The Poplars, Bury End
History of the Poplars
Frederick White, 58, market gardener, b Herts
Elizabeth, 62, b Berks
Frederick, widower, 37, son, gardener, b Surrey
Sarah, 33, parlour maid, b Surrey
Frederick Thomas, grandson, 12, b Surrey
Ruth Frances, granddaughter, 10, b Surrey
Cambridge Daily News 25th February 1903
FIRE AT STAPLEFORD – A House Destroyed.
A serious fire occurred at Stapleford, near Cambridge, Tuesday, by which house, known as The Poplars, was completely razed to the ground. The house, which was occupied by Mr. Frederick White, market gardener, was the property of Mr. George Short, of The Grove, Stapleford, and was a large and building.

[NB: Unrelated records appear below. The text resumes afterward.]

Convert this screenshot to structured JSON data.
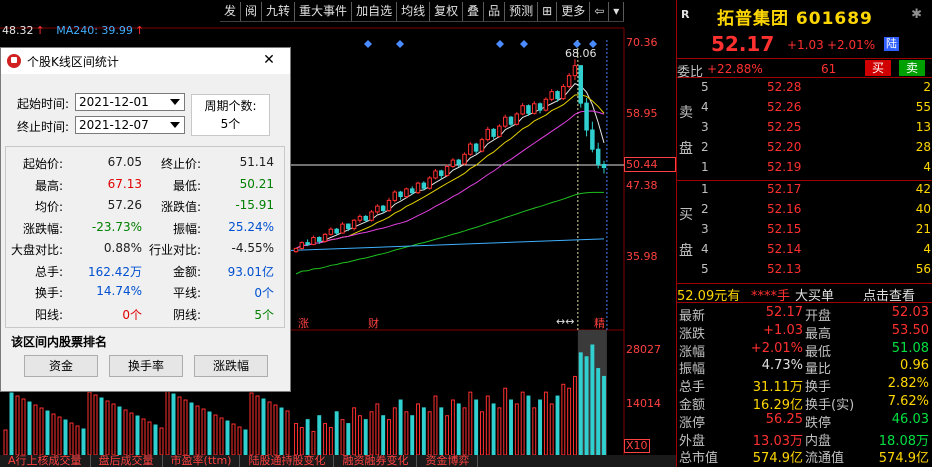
{
  "toolbar": [
    "发",
    "阅",
    "九转",
    "重大事件",
    "加自选",
    "均线",
    "复权",
    "叠",
    "品",
    "预测",
    "⊞",
    "更多",
    "⇦",
    "▾"
  ],
  "ma_legend": {
    "ma5": "48.32",
    "ma240": "MA240: 39.99"
  },
  "price_axis": [
    "70.36",
    "58.95",
    "47.38",
    "35.98"
  ],
  "current_price_tag": "50.44",
  "max_marker": "68.06",
  "chart_tags": {
    "zhang": "涨",
    "cai": "财",
    "period_marks": "↔↔",
    "jing": "精"
  },
  "vol_axis": [
    "28027",
    "14014"
  ],
  "vol_unit": "X10",
  "bottom_tabs": [
    "A行上核成交量",
    "盘后成交量",
    "市盈率(ttm)",
    "陆股通持股变化",
    "融资融券变化",
    "资金博弈"
  ],
  "dialog": {
    "title": "个股K线区间统计",
    "start_label": "起始时间:",
    "start_value": "2021-12-01",
    "end_label": "终止时间:",
    "end_value": "2021-12-07",
    "period_label": "周期个数:",
    "period_value": "5个",
    "stats_left": [
      {
        "label": "起始价:",
        "value": "67.05",
        "color": "black"
      },
      {
        "label": "最高:",
        "value": "67.13",
        "color": "red"
      },
      {
        "label": "均价:",
        "value": "57.26",
        "color": "black"
      },
      {
        "label": "涨跌幅:",
        "value": "-23.73%",
        "color": "green"
      },
      {
        "label": "大盘对比:",
        "value": "0.88%",
        "color": "black"
      },
      {
        "label": "总手:",
        "value": "162.42万",
        "color": "blue"
      },
      {
        "label": "换手:",
        "value": "14.74%",
        "color": "blue"
      },
      {
        "label": "阳线:",
        "value": "0个",
        "color": "red"
      }
    ],
    "stats_right": [
      {
        "label": "终止价:",
        "value": "51.14",
        "color": "black"
      },
      {
        "label": "最低:",
        "value": "50.21",
        "color": "green"
      },
      {
        "label": "涨跌值:",
        "value": "-15.91",
        "color": "green"
      },
      {
        "label": "振幅:",
        "value": "25.24%",
        "color": "blue"
      },
      {
        "label": "行业对比:",
        "value": "-4.55%",
        "color": "black"
      },
      {
        "label": "金额:",
        "value": "93.01亿",
        "color": "blue"
      },
      {
        "label": "平线:",
        "value": "0个",
        "color": "blue"
      },
      {
        "label": "阴线:",
        "value": "5个",
        "color": "green"
      }
    ],
    "rank_label": "该区间内股票排名",
    "buttons": [
      "资金",
      "换手率",
      "涨跌幅"
    ],
    "close": "✕"
  },
  "quote": {
    "r": "R",
    "name": "拓普集团 601689",
    "price": "52.17",
    "change": "+1.03",
    "pct": "+2.01%",
    "lu": "陆",
    "weibi_label": "委比",
    "weibi_pct": "+22.88%",
    "weibi_diff": "61",
    "buy_btn": "买",
    "sell_btn": "卖",
    "sell_side": [
      "卖",
      "盘"
    ],
    "buy_side": [
      "买",
      "盘"
    ],
    "asks": [
      {
        "lvl": "5",
        "price": "52.28",
        "vol": "2"
      },
      {
        "lvl": "4",
        "price": "52.26",
        "vol": "55"
      },
      {
        "lvl": "3",
        "price": "52.25",
        "vol": "13"
      },
      {
        "lvl": "2",
        "price": "52.20",
        "vol": "28"
      },
      {
        "lvl": "1",
        "price": "52.19",
        "vol": "4"
      }
    ],
    "bids": [
      {
        "lvl": "1",
        "price": "52.17",
        "vol": "42"
      },
      {
        "lvl": "2",
        "price": "52.16",
        "vol": "40"
      },
      {
        "lvl": "3",
        "price": "52.15",
        "vol": "21"
      },
      {
        "lvl": "4",
        "price": "52.14",
        "vol": "4"
      },
      {
        "lvl": "5",
        "price": "52.13",
        "vol": "56"
      }
    ],
    "bar": {
      "youyou": "52.09元有",
      "shou": "****手",
      "dmd": "大买单",
      "djck": "点击查看"
    },
    "stats": [
      {
        "l1": "最新",
        "v1": "52.17",
        "c1": "red",
        "l2": "开盘",
        "v2": "52.03",
        "c2": "red"
      },
      {
        "l1": "涨跌",
        "v1": "+1.03",
        "c1": "red",
        "l2": "最高",
        "v2": "53.50",
        "c2": "red"
      },
      {
        "l1": "涨幅",
        "v1": "+2.01%",
        "c1": "red",
        "l2": "最低",
        "v2": "51.08",
        "c2": "green"
      },
      {
        "l1": "振幅",
        "v1": "4.73%",
        "c1": "white",
        "l2": "量比",
        "v2": "0.96",
        "c2": "yellow"
      },
      {
        "l1": "总手",
        "v1": "31.11万",
        "c1": "yellow",
        "l2": "换手",
        "v2": "2.82%",
        "c2": "yellow"
      },
      {
        "l1": "金额",
        "v1": "16.29亿",
        "c1": "yellow",
        "l2": "换手(实)",
        "v2": "7.62%",
        "c2": "yellow"
      },
      {
        "l1": "涨停",
        "v1": "56.25",
        "c1": "red",
        "l2": "跌停",
        "v2": "46.03",
        "c2": "green"
      },
      {
        "l1": "外盘",
        "v1": "13.03万",
        "c1": "red",
        "l2": "内盘",
        "v2": "18.08万",
        "c2": "green"
      },
      {
        "l1": "总市值",
        "v1": "574.9亿",
        "c1": "yellow",
        "l2": "流通值",
        "v2": "574.9亿",
        "c2": "yellow"
      }
    ]
  },
  "chart_data": {
    "type": "candlestick",
    "ylim": [
      32,
      72
    ],
    "candles": [
      [
        38.0,
        38.6,
        37.8,
        38.5
      ],
      [
        38.5,
        39.6,
        38.3,
        39.4
      ],
      [
        39.4,
        39.9,
        38.9,
        39.1
      ],
      [
        39.1,
        40.5,
        39.0,
        40.2
      ],
      [
        40.2,
        40.4,
        39.2,
        39.6
      ],
      [
        39.6,
        40.9,
        39.4,
        40.7
      ],
      [
        40.7,
        41.8,
        40.5,
        41.5
      ],
      [
        41.5,
        41.7,
        40.6,
        40.9
      ],
      [
        40.9,
        42.6,
        40.8,
        42.3
      ],
      [
        42.3,
        42.4,
        41.2,
        41.6
      ],
      [
        41.6,
        43.1,
        41.3,
        42.9
      ],
      [
        42.9,
        43.8,
        42.5,
        43.5
      ],
      [
        43.5,
        43.7,
        42.6,
        42.9
      ],
      [
        42.9,
        44.5,
        42.7,
        44.2
      ],
      [
        44.2,
        45.4,
        43.9,
        45.1
      ],
      [
        45.1,
        45.3,
        44.0,
        44.4
      ],
      [
        44.4,
        46.4,
        44.2,
        46.0
      ],
      [
        46.0,
        47.6,
        45.7,
        47.3
      ],
      [
        47.3,
        47.5,
        46.1,
        46.6
      ],
      [
        46.6,
        48.0,
        46.4,
        47.8
      ],
      [
        47.8,
        48.2,
        46.9,
        47.2
      ],
      [
        47.2,
        48.9,
        47.0,
        48.7
      ],
      [
        48.7,
        49.0,
        47.6,
        47.9
      ],
      [
        47.9,
        49.8,
        47.7,
        49.5
      ],
      [
        49.5,
        50.9,
        49.3,
        50.6
      ],
      [
        50.6,
        50.8,
        49.4,
        49.9
      ],
      [
        49.9,
        51.6,
        49.7,
        51.3
      ],
      [
        51.3,
        52.6,
        51.1,
        52.3
      ],
      [
        52.3,
        52.5,
        51.2,
        51.7
      ],
      [
        51.7,
        53.5,
        51.5,
        53.2
      ],
      [
        53.2,
        55.1,
        53.0,
        54.8
      ],
      [
        54.8,
        55.0,
        53.3,
        53.7
      ],
      [
        53.7,
        55.8,
        53.5,
        55.5
      ],
      [
        55.5,
        57.5,
        55.2,
        57.1
      ],
      [
        57.1,
        57.3,
        55.6,
        56.0
      ],
      [
        56.0,
        57.9,
        55.8,
        57.6
      ],
      [
        57.6,
        59.4,
        57.3,
        59.0
      ],
      [
        59.0,
        59.2,
        57.5,
        57.9
      ],
      [
        57.9,
        59.8,
        57.7,
        59.5
      ],
      [
        59.5,
        61.2,
        59.3,
        60.8
      ],
      [
        60.8,
        61.0,
        59.2,
        59.6
      ],
      [
        59.6,
        61.5,
        59.4,
        61.1
      ],
      [
        61.1,
        61.3,
        59.6,
        60.1
      ],
      [
        60.1,
        62.1,
        59.9,
        61.8
      ],
      [
        61.8,
        63.4,
        61.5,
        63.0
      ],
      [
        63.0,
        63.2,
        61.4,
        61.9
      ],
      [
        61.9,
        64.2,
        61.7,
        63.8
      ],
      [
        63.8,
        65.9,
        63.5,
        65.5
      ],
      [
        65.5,
        68.06,
        64.8,
        67.05
      ],
      [
        67.05,
        67.13,
        60.5,
        61.2
      ],
      [
        61.2,
        62.0,
        56.0,
        57.0
      ],
      [
        57.0,
        58.3,
        53.5,
        54.0
      ],
      [
        54.0,
        55.0,
        51.0,
        51.6
      ],
      [
        51.6,
        52.2,
        50.21,
        51.14
      ]
    ],
    "volumes": [
      8,
      7,
      9,
      6,
      10,
      8,
      7,
      11,
      9,
      8,
      12,
      10,
      9,
      11,
      13,
      10,
      9,
      12,
      14,
      11,
      10,
      13,
      12,
      11,
      15,
      12,
      10,
      14,
      13,
      12,
      16,
      14,
      11,
      15,
      13,
      12,
      17,
      14,
      13,
      16,
      15,
      12,
      14,
      16,
      13,
      15,
      18,
      17,
      20,
      26,
      25,
      28,
      22,
      20
    ]
  }
}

It was old-fashioned, having been built about 200 years ago and was composed of woodwork, lath, and plaster. Only the chimneys were made of brickwork, and it is quite obvious that a fire of any size would soon destroy such an old place. Such was the case on Tuesday. A little girl living with Mrs. Cox, just opposite the house, saw flames coming from the building just after eleven o’clock. She immediately gave the alarm, and assistance was soon forthcoming. The fire, which it is believed was caused by a spark from the wash-house chimney falling on the roof of the house, which unfortunately was of thatch, spread rapidly and vigorously. The Sawston Fire Brigade were summoned with all speed possible. The full force, with the engine, were present, under the captaincy of Captain George Rowlinson. Lieutenant Crampton was also present. The firemen rendered valuable assistance, but had to contend with various difficulties. They had difficulty in finding water, but after a search round, water was found about 200 yards from the burning building. The brigade happily had sufficient hose, and soon began play on the burning building, which by this time had got well ablaze. After about an hour’s burning, the building was completely destroyed, and the brigade directed their attention the out-buildings, which were in close proximity to several cottages. The house, fortunately, stood alone. The brigade’s efforts were very effective, and the outbuildings were prevented from catching fire. As soon as possible after the alarm of fire had been given the task of getting the furniture out of the house away was commenced, and so willing was the help, that the whole of the furniture, with the exception of one or two solitary articles, was removed to safety. This was very fortunate for the occupier, whose loss in consequence will not be very extensive. The furniture was not insured, but the building was. On the morning of the occurrence washing had been going on in the wash-house, and the high wind, it is presumed, blew sparks on to the thatched roof. The fire started in the back part of the building, which was usually let, but fortunately at this time those apartments were unoccupied. The debris burned furiously for hours, and during the evening water was being continually poured on to the ruin. This (Wednesday) morning the whole place was a mass of broken and burnt debris, the only parts standing being the back chimneys. Smoke was issuing from the debris at twelve o’clock, and water was being thrown on the different parts. P.S. Gilbey, Sawston, and P.C. Cater, Shelford, were present. The exact amount of damage is unknown, but it is thought to be about £700 or £800.